It behooves me, indeed, to immortalize our old teachers and especially the ones I personally feel indebted to. I’m compelled to make mention of these Westindian teachers who faithfully persisted in maintaining the doors opened to their schools. It seems to me that this was a format they followed since the early 1900’s until the decade of the 1960’s, when most of us of the second and third generation Westindian youth had left Panama.

Still, despite the demographic changes occurring all around them, they continued opening their centers of learning even during those years of economic hardships. They took it on as a duty and these schools became those rare and publicly recognized places that cultivated good students and provided a refuge for their dreams. We could continue learning while we turned our group study sessions into a mode for socializing and of building relationships that would last forever.

Although the Westindian occupied “Board Buildings” that had become a lifestyle for living in the new urban tropics are gone, the spirit of learning is as alive as it was in those old days that saw these English Schools initiate the education of Black youngsters in a country devoid of a public education system. It would take a very long time for the people of Panama to see private bilingual education blossom in their midst. However, finally we are recognizing that the first Private Schools in the country started with the Westindian English Schools and did make the government stand up and take notice that they were in need of private education in the country.

Although my experiences with Westindian English Schools were rather limited due to the dysfunction in my own family which precluded my attendance to many of them to the extent I would have liked, I experienced enough to know their absolute worth in my life and how they prepared me as an adult. Our English School education coupled with our Hispanic Schools experiences would give us a firm and well rounded enough academic base for us to be able to compete with any college student even in the United States.

The written traces or memorials to my old teachers have been scarce, but I will call on my memory, which still serves me well, in future posts about my childhood as I grew into adulthood and still struggled to maintain what I had gathered from what I had garnered from the English Schools. Were it not for their preparation and patience, I doubt I would have gotten as far, academically, as I have.

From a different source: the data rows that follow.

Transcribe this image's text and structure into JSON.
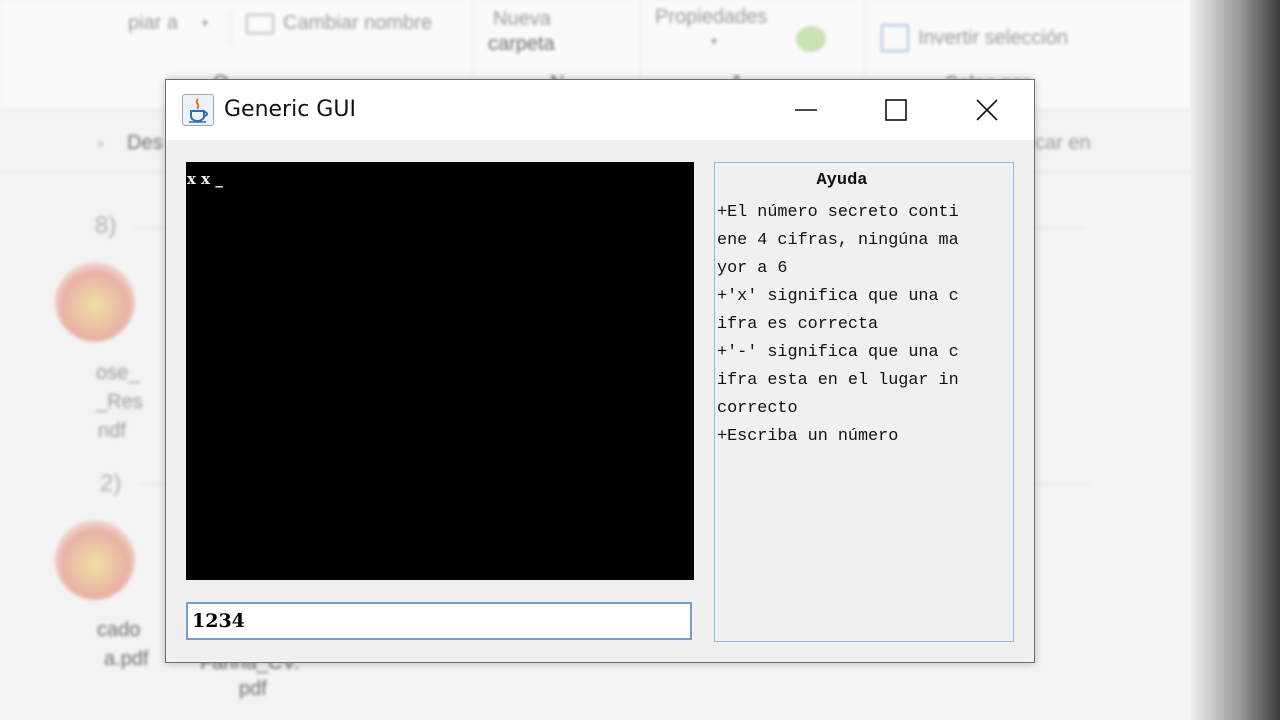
{
  "background": {
    "ribbon": {
      "copy_to": "piar a",
      "rename": "Cambiar nombre",
      "new_folder_line1": "Nueva",
      "new_folder_line2": "carpeta",
      "properties": "Propiedades",
      "invert_selection": "Invertir selección",
      "row2_a": "O",
      "row2_b": "N",
      "row2_c": "A",
      "select_label": "Selec   nar"
    },
    "nav": {
      "desktop_fragment": "Des",
      "search_fragment": "car en"
    },
    "files": {
      "group1_count": "8)",
      "group2_count": "2)",
      "file1_line1": "ose_",
      "file1_line2": "_Res",
      "file1_line3": "ndf",
      "file2_line1": "cado",
      "file2_line2": "a.pdf",
      "file3_line1": "Fanna_CV.",
      "file3_line2": "pdf"
    }
  },
  "window": {
    "title": "Generic GUI",
    "console_output": "x x _",
    "input_value": "1234",
    "help": {
      "title": "Ayuda",
      "lines": [
        "+El número secreto conti",
        "ene 4 cifras, ningúna ma",
        "yor a 6",
        "+'x' significa que una c",
        "ifra es correcta",
        "+'-' significa que una c",
        "ifra esta en el lugar in",
        "correcto",
        "+Escriba un número"
      ]
    },
    "buttons": {
      "minimize_icon": "minimize-icon",
      "maximize_icon": "maximize-icon",
      "close_icon": "close-icon"
    }
  }
}
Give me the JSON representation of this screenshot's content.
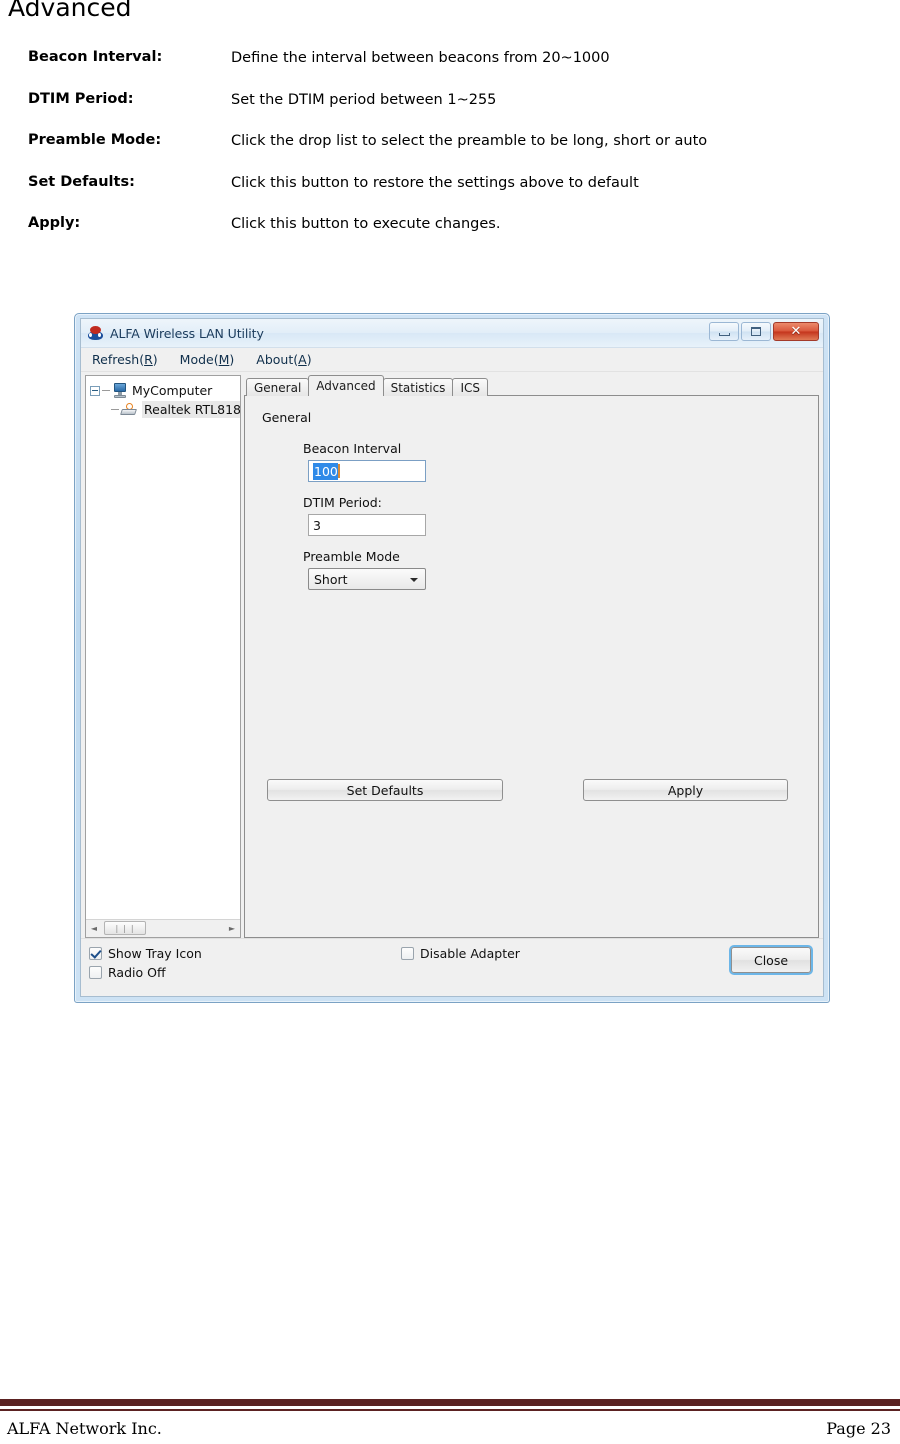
{
  "document": {
    "heading": "Advanced",
    "definitions": [
      {
        "term": "Beacon Interval:",
        "description": "Define the interval between beacons from 20~1000"
      },
      {
        "term": "DTIM Period:",
        "description": "Set the DTIM period between 1~255"
      },
      {
        "term": "Preamble Mode:",
        "description": "Click the drop list to select the preamble to be long, short or auto"
      },
      {
        "term": "Set Defaults:",
        "description": "Click this button to restore the settings above to default"
      },
      {
        "term": "Apply:",
        "description": "Click this button to execute changes."
      }
    ],
    "footer": {
      "company": "ALFA Network Inc.",
      "page": "Page 23",
      "rule_color": "#5b2222"
    }
  },
  "app": {
    "titlebar": {
      "title": "ALFA Wireless LAN Utility",
      "icon": "alfa-logo-icon",
      "minimize_glyph": "minimize-icon",
      "maximize_glyph": "maximize-icon",
      "close_glyph": "✕"
    },
    "menubar": [
      {
        "label_pre": "Refresh(",
        "accel": "R",
        "label_post": ")"
      },
      {
        "label_pre": "Mode(",
        "accel": "M",
        "label_post": ")"
      },
      {
        "label_pre": "About(",
        "accel": "A",
        "label_post": ")"
      }
    ],
    "tree": {
      "root": "MyComputer",
      "child": "Realtek RTL818",
      "scroll_left_arrow": "◄",
      "scroll_right_arrow": "►",
      "thumb_grip": "❘❘❘"
    },
    "tabs": [
      {
        "label": "General",
        "active": false
      },
      {
        "label": "Advanced",
        "active": true
      },
      {
        "label": "Statistics",
        "active": false
      },
      {
        "label": "ICS",
        "active": false
      }
    ],
    "advanced_tab": {
      "group_label": "General",
      "beacon_interval_label": "Beacon Interval",
      "beacon_interval_value": "100",
      "dtim_period_label": "DTIM Period:",
      "dtim_period_value": "3",
      "preamble_mode_label": "Preamble Mode",
      "preamble_mode_value": "Short",
      "set_defaults_button": "Set Defaults",
      "apply_button": "Apply",
      "selection_color": "#2f8ae8",
      "caret_color": "#d98a36"
    },
    "bottom_bar": {
      "show_tray_icon_label": "Show Tray Icon",
      "show_tray_icon_checked": true,
      "radio_off_label": "Radio Off",
      "radio_off_checked": false,
      "disable_adapter_label": "Disable Adapter",
      "disable_adapter_checked": false,
      "close_button": "Close",
      "focus_ring_color": "#6cb6e8"
    }
  }
}
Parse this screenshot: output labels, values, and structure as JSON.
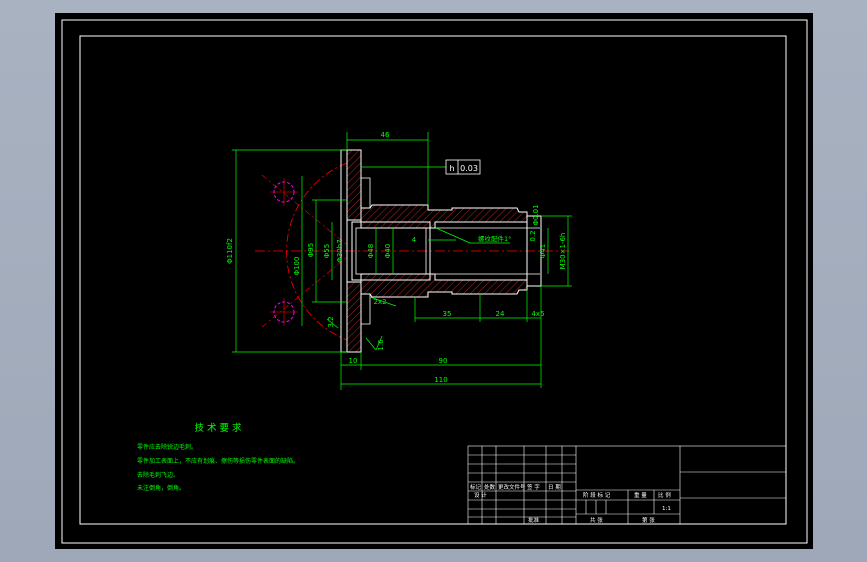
{
  "colors": {
    "canvas": "#000000",
    "frame": "#ffffff",
    "outline": "#ffffff",
    "dimension": "#00ff00",
    "centerline": "#ff0000",
    "hatch": "#ff3333",
    "hole": "#ff00ff",
    "text": "#00ff00",
    "tag": "#ffffff",
    "titleblock": "#ffffff"
  },
  "dimensions": {
    "flange_width": "46",
    "length_90": "90",
    "length_110": "110",
    "dim_10": "10",
    "dim_35": "35",
    "dim_24": "24",
    "dim_4x5": "4x5",
    "dim_4": "4",
    "chamfer": "2x2",
    "phi_150": "Φ110f2",
    "phi_100": "Φ100",
    "phi_95": "Φ95",
    "phi_55": "Φ55",
    "phi_48": "Φ48",
    "phi_40": "Φ40",
    "phi_41": "Φ41",
    "phi_30": "Φ30h7",
    "thread": "M30×1-6h",
    "runout": "Φ0.01",
    "surface_16": "1.6",
    "surface_32": "3.2",
    "chamfer_r": "0.2",
    "callout_thread": "螺纹配件1°"
  },
  "tolerance_frame": {
    "symbol": "h",
    "value": "0.03"
  },
  "notes": {
    "heading": "技 术 要 求",
    "items": [
      "零件应去除锐边毛刺。",
      "零件加工表面上，不应有划痕、擦伤等损伤零件表面的缺陷。",
      "去除毛刺飞边。",
      "未注倒角，倒角。"
    ]
  },
  "title_block": {
    "labels": {
      "revision": "标记",
      "count": "处数",
      "doc_no": "更改文件号",
      "signature": "签 字",
      "date": "日 期",
      "designer": "设 计",
      "stage": "阶 段 标 记",
      "weight": "重 量",
      "scale_label": "比 例",
      "scale": "1:1",
      "approve": "批准",
      "sheet_total": "共  张",
      "sheet_no": "第  张"
    }
  }
}
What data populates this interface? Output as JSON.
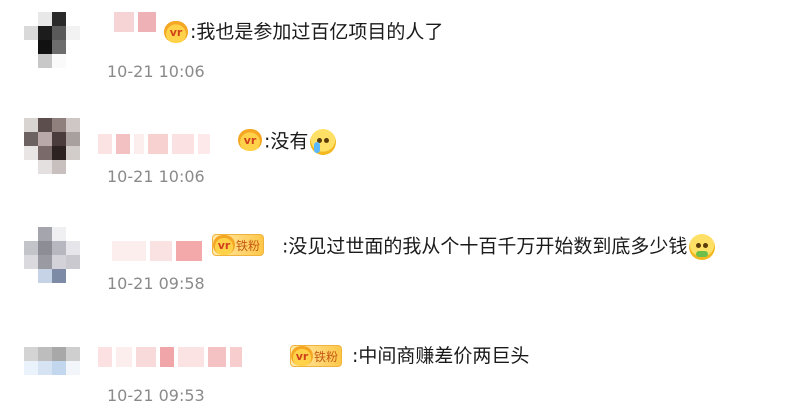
{
  "comments": [
    {
      "text": "我也是参加过百亿项目的人了",
      "time": "10-21 10:06",
      "badge_text": "",
      "emoji": ""
    },
    {
      "text": "没有",
      "time": "10-21 10:06",
      "badge_text": "",
      "emoji": "crying-face"
    },
    {
      "text": "没见过世面的我从个十百千万开始数到底多少钱",
      "time": "10-21 09:58",
      "badge_text": "铁粉",
      "emoji": "sick-face"
    },
    {
      "text": "中间商赚差价两巨头",
      "time": "10-21 09:53",
      "badge_text": "铁粉",
      "emoji": ""
    }
  ],
  "colors": {
    "text": "#1a1a1a",
    "timestamp": "#8a8a8a",
    "badge_gold": "#ffc74a",
    "badge_text": "#c45a12"
  }
}
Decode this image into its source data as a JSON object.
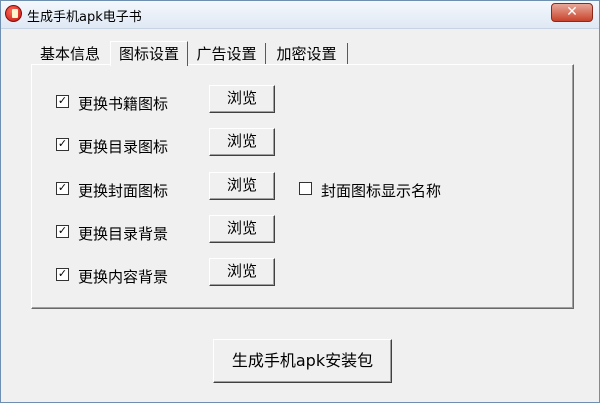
{
  "window": {
    "title": "生成手机apk电子书",
    "close_glyph": "✕"
  },
  "tabs": [
    {
      "label": "基本信息",
      "active": false
    },
    {
      "label": "图标设置",
      "active": true
    },
    {
      "label": "广告设置",
      "active": false
    },
    {
      "label": "加密设置",
      "active": false
    }
  ],
  "options": [
    {
      "label": "更换书籍图标",
      "checked": true,
      "button_label": "浏览"
    },
    {
      "label": "更换目录图标",
      "checked": true,
      "button_label": "浏览"
    },
    {
      "label": "更换封面图标",
      "checked": true,
      "button_label": "浏览"
    },
    {
      "label": "更换目录背景",
      "checked": true,
      "button_label": "浏览"
    },
    {
      "label": "更换内容背景",
      "checked": true,
      "button_label": "浏览"
    }
  ],
  "cover_name_option": {
    "label": "封面图标显示名称",
    "checked": false
  },
  "checkmark_glyph": "✓",
  "main_button_label": "生成手机apk安装包"
}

This story continues.

One response to “The Early West Indian English Schools Part II

  1. Bertram Lavalas

    Rich memories of Teacher Phillips, Mr. Canaá, Ms. Walker (Secreterial Science teacher), Miss Winnifred Williams, Cabo Verde Adventist School, Teach (M street)